It’s no use, try as I might, I just can’t hide it anymore, so I guess it’s time that I came clean with everyone and finally admitted to all of you what, up to this point, only my nearest and dearest have known. “I’m Tim and as well as being a punk rocker, middle aged hardcore kid, comic book fanatic and devoted to geek culture, I’m also a rabid Disney addict”. Wow, feels good to get that out that, to be able to stand tall and tell everyone that I’m just as happy lounging about on the sofa, watching The Aristocats, Blackbeard’s Ghost, Lilo and Stich or Frozen as I am when I’m crammed into the front row of some sweaty venue, singing along with either Greg Graffin, Ray Cappo or Roger Miret.
I’m Tim and I’m a Disney fan and it feels great to be able to share that with you. And one of my absolute favourite Disney films, probably because it features one of the other enduring loves of my life, superheroes, is The Incredibles. Okay, so strictly speaking, it’s a Pixar film, but as Disney have owned Pixar since 2006 (two years after the release of The Incredibles), the ongoing adventures of the Parr family are now part of the Mouse stable. Which means that The Incredibles are now Disney through and through, and as such appeals to two separate levels of fandom, which makes it twice as awesome. At least it does in my mind.
Anyway, I digress. Where was I? Oh right, yes, I was about to tell you about Crisis in Mid-Life! & Other Stories, the debit issue of The Incredibles 2 from Dark Horse. Fourteen years after the release of the first film, Mr Incredible, Elastigirl and their super-powered kids aren’t just returning to the silver screen, they’re also making their debut in the four colour universe and taking their place in the wider costumed crusader pantheon. And right from the off they, thanks to the creative team responsible for their collective destinies, knock it right out of the park.

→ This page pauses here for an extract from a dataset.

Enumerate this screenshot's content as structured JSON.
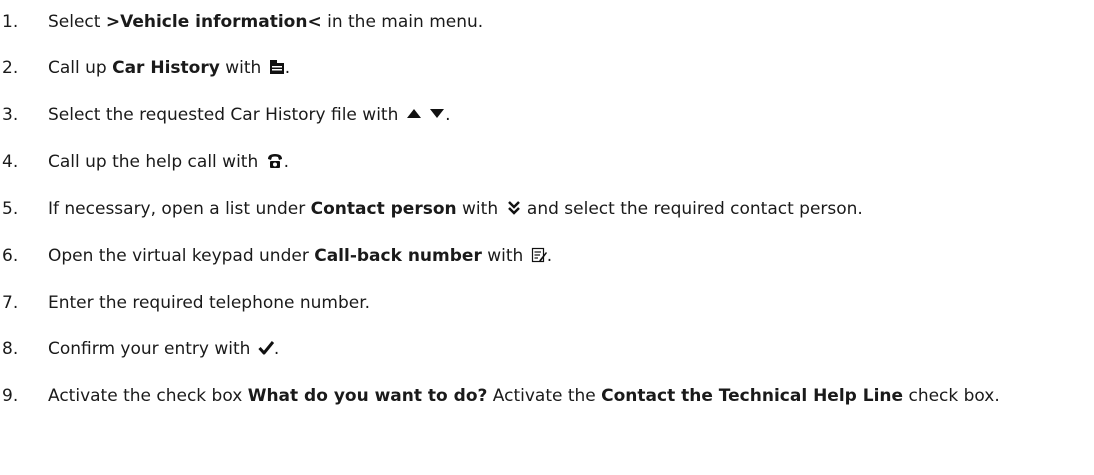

Split into three separate stories, two ongoing and one self-contained, Crisis in Mid-Life is a fun, lightning quick, snappy and surprisingly engaging and involving read that perfectly captures the essence of the Parr’s. The art is superb throughout, the likenesses of the characters spot on, the detail fantastic and the trio responsible for it, Greppi, Bone and Girihiru deserve a round of applause and a couple of hundred “Huzzahs” for effortlessly transferring the characters from screen to page. Then there’s the stories. The first two of which (the ongoing, serialised arcs), courtesy of author extraordinaire Christos Gage, instantly grab you and pull you straight in and deal with the realities of old age, of succumbing to the march of time and trying to find a way to remain relevant while society reminds you that your best days are behind you and the importance of family, while the third and final tale is a laugh out loud funny romp from Landry Q Walker, in which Jack-Jack saves the day when Bob becomes distracted during a day out in the park. Mid-Life… is a seriously good start to what promises to be a wonderful book. The Incredibles are still incredible… Tim Cundle